Smart Skills for Smart Industry; How work changes in the factory of the future
2017 – With the report ‘Smart Skills for Smart Industry. How work changes in the factory of the future’ TNO provides knowledge about the effects of digitization in industry; this knowledge can be used for the development of policies by companies, training centers and government and for the development of action agendas at sectoral, regional or local level.
The research questions in this study are 1) What jobs and tasks will disappear, what jobs will change and what new jobs will arise? 2) What does this mean for the development of skills (which skills will be asked and which ones will not?), 3) How are companies and educational institutions currently dealing with these issues? 4) What are currently drivers, barriers, failure and success factors for both social and technological innovations, and 5) How does this translate into current and desired HR and education activities? These research questions are answered by desk research, 9 case studies of leading companies in smart industry (of which separate case study reports are included in the report) and a cross-case analysis.
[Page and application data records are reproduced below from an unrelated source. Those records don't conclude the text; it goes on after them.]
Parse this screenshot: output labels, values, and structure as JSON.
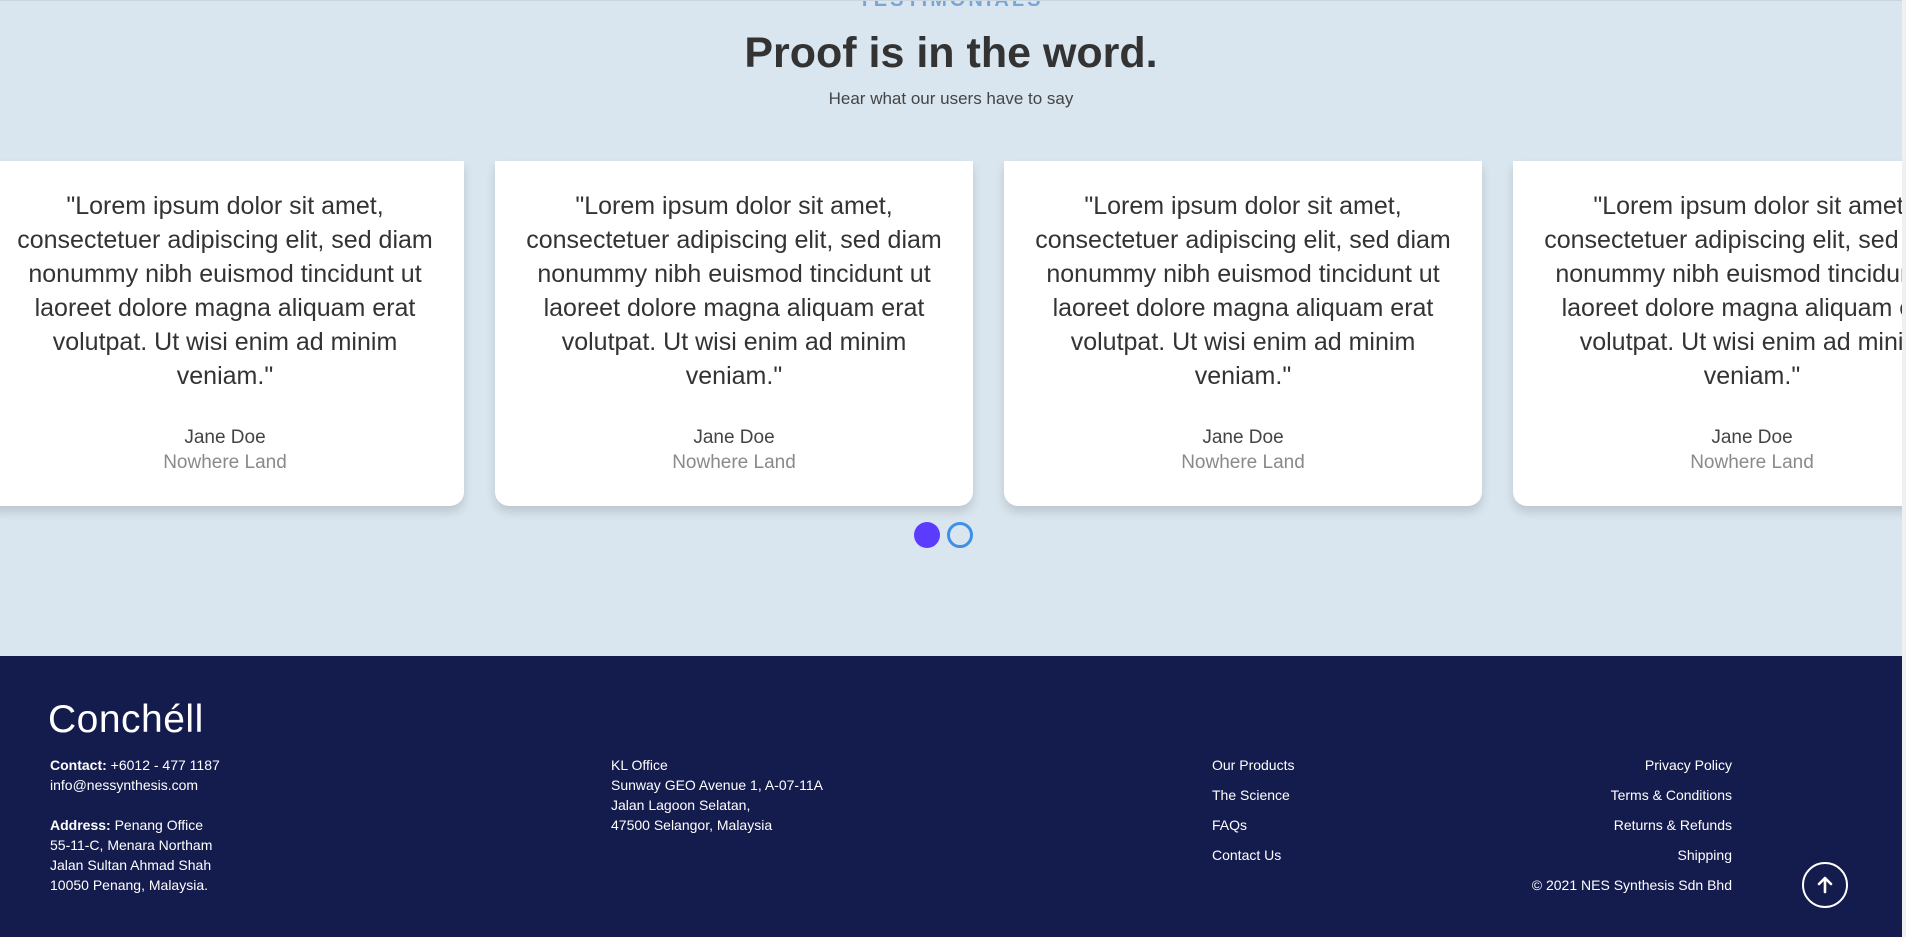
{
  "testimonials": {
    "eyebrow": "TESTIMONIALS",
    "heading": "Proof is in the word.",
    "subheading": "Hear what our users have to say",
    "cards": [
      {
        "quote": "\"Lorem ipsum dolor sit amet, consectetuer adipiscing elit, sed diam nonummy nibh euismod tincidunt ut laoreet dolore magna aliquam erat volutpat. Ut wisi enim ad minim veniam.\"",
        "author": "Jane Doe",
        "place": "Nowhere Land"
      },
      {
        "quote": "\"Lorem ipsum dolor sit amet, consectetuer adipiscing elit, sed diam nonummy nibh euismod tincidunt ut laoreet dolore magna aliquam erat volutpat. Ut wisi enim ad minim veniam.\"",
        "author": "Jane Doe",
        "place": "Nowhere Land"
      },
      {
        "quote": "\"Lorem ipsum dolor sit amet, consectetuer adipiscing elit, sed diam nonummy nibh euismod tincidunt ut laoreet dolore magna aliquam erat volutpat. Ut wisi enim ad minim veniam.\"",
        "author": "Jane Doe",
        "place": "Nowhere Land"
      },
      {
        "quote": "\"Lorem ipsum dolor sit amet, consectetuer adipiscing elit, sed diam nonummy nibh euismod tincidunt ut laoreet dolore magna aliquam erat volutpat. Ut wisi enim ad minim veniam.\"",
        "author": "Jane Doe",
        "place": "Nowhere Land"
      }
    ],
    "pagination": {
      "total": 2,
      "active": 1
    }
  },
  "footer": {
    "logo": "Conchéll",
    "contact_label": "Contact:",
    "contact_phone": "+6012 - 477 1187",
    "contact_email": "info@nessynthesis.com",
    "address_label": "Address:",
    "address_office": "Penang Office",
    "address_lines": [
      "55-11-C, Menara Northam",
      "Jalan Sultan Ahmad Shah",
      "10050 Penang, Malaysia."
    ],
    "kl_office": {
      "title": "KL Office",
      "lines": [
        "Sunway GEO Avenue 1, A-07-11A",
        "Jalan Lagoon Selatan,",
        "47500 Selangor, Malaysia"
      ]
    },
    "nav_links": [
      "Our Products",
      "The Science",
      "FAQs",
      "Contact Us"
    ],
    "policy_links": [
      "Privacy Policy",
      "Terms & Conditions",
      "Returns & Refunds",
      "Shipping"
    ],
    "copyright": "© 2021 NES Synthesis Sdn Bhd",
    "scroll_top_icon": "arrow-up-icon"
  },
  "colors": {
    "section_bg": "#dae6ef",
    "footer_bg": "#141b4d",
    "dot_active": "#5b3cff",
    "dot_inactive_border": "#3f8fe6"
  }
}
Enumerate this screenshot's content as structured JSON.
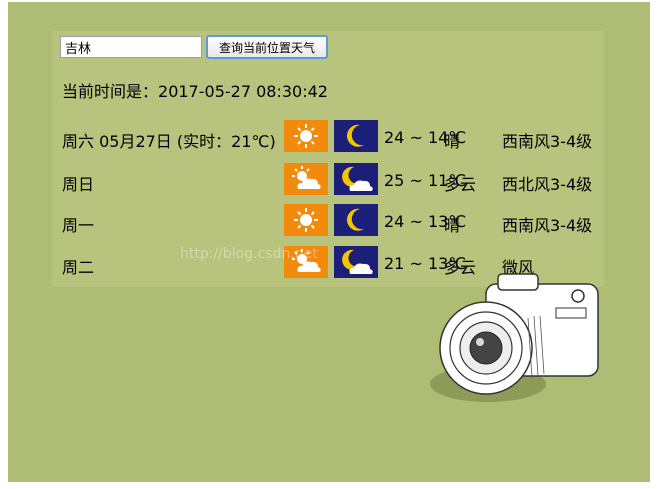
{
  "search": {
    "value": "吉林",
    "button_label": "查询当前位置天气"
  },
  "current_time": {
    "label": "当前时间是：",
    "value": "2017-05-27 08:30:42"
  },
  "forecast": [
    {
      "day": "周六 05月27日 (实时：21℃)",
      "day_icon": "sun-icon",
      "night_icon": "moon-icon",
      "temps": "24 ~ 14℃",
      "condition": "晴",
      "wind": "西南风3-4级"
    },
    {
      "day": "周日",
      "day_icon": "partly-cloudy-icon",
      "night_icon": "cloudy-moon-icon",
      "temps": "25 ~ 11℃",
      "condition": "多云",
      "wind": "西北风3-4级"
    },
    {
      "day": "周一",
      "day_icon": "sun-icon",
      "night_icon": "moon-icon",
      "temps": "24 ~ 13℃",
      "condition": "晴",
      "wind": "西南风3-4级"
    },
    {
      "day": "周二",
      "day_icon": "partly-cloudy-icon",
      "night_icon": "cloudy-moon-icon",
      "temps": "21 ~ 13℃",
      "condition": "多云",
      "wind": "微风"
    }
  ],
  "watermark": "http://blog.csdn.net",
  "colors": {
    "background": "#adbe74",
    "panel": "#b8c47e",
    "day_icon_bg": "#f28a0c",
    "night_icon_bg": "#1b1f78"
  }
}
Some conclusions and recommendations
Some conclusions and recommendations from the cross-case analysis are:
Drivers for social and technical innovation are: staying competitive, meting higher quality requirements and responding quickly to new customer demands;
Although employment in industry in general has been declining for years, it appears that in these companies (both large and small) employment stays at the same level or is slightly growing;
The advanced manufacturing industry has high service-binding capabilities in design, after sales, repair, R & D, etc.;
The number of management and administrative jobs decreases. And we see a shift of skills – such as welding, that are taken over by robots – to professional knowledge especially of manufacturing processes, so that employees will be able to do diverse jobs. The recommendation here is: ‘Invest in knowledge and skills to enable and maintain a broad employability of employees. Invest in lifelong learning and promote the retention of motivation and employability of older workers’;
Most companies in this research, work mainly with permanent staff but ask of this permanent staff a high degree of flexibility, especially in tasks and working hours. The report recommends: ‘Develop new combinations of permanent and flexible work that are good for the company and keep the employees employable and motivated’;
‘Hard skills’ remain important, especially practical experience with technology, but new is that ‘soft skills’ also become important for production workers: working in (self-managing) teams, communicating with customers and solving problems proactively;
Formal and informal learning: larger companies have a formal department of Education that provides a diverse range of training courses. In smaller companies this is not feasible. In smaller companies, informal learning and knowledge sharing are paramount. And the accompanying recommendation is: ‘Develop new combinations of formal and informal learning. Take advantage of the knowledge that is present in the company itself. Make use of master-companion constructions and promote participation in contests and awards’. And besides: ‘Explore innovative forms of cooperation with educational institutions’.
A general recommendation is: ‘Invest in regional cooperation: jointly work on the development of new skills and use existing (regional) partnerships, but also focus on national initiatives such as – in the Netherlands – the fieldlab Social Innovation’.
TNO; Gijsbers,Govert; Broek,van den, Tijs; Esmeijer, Jop; Sanders, Jos; (2017) ‘Smart Skills voor Smart Industry. Hoe werk verandert in de fabriek van de toekomst.’ TNO-rapport. TNO 2017, R 10618. This Dutch report is attached.
Some of the cases from this study were already in this knowledge bank; the old descriptions are completed with the results of this new study.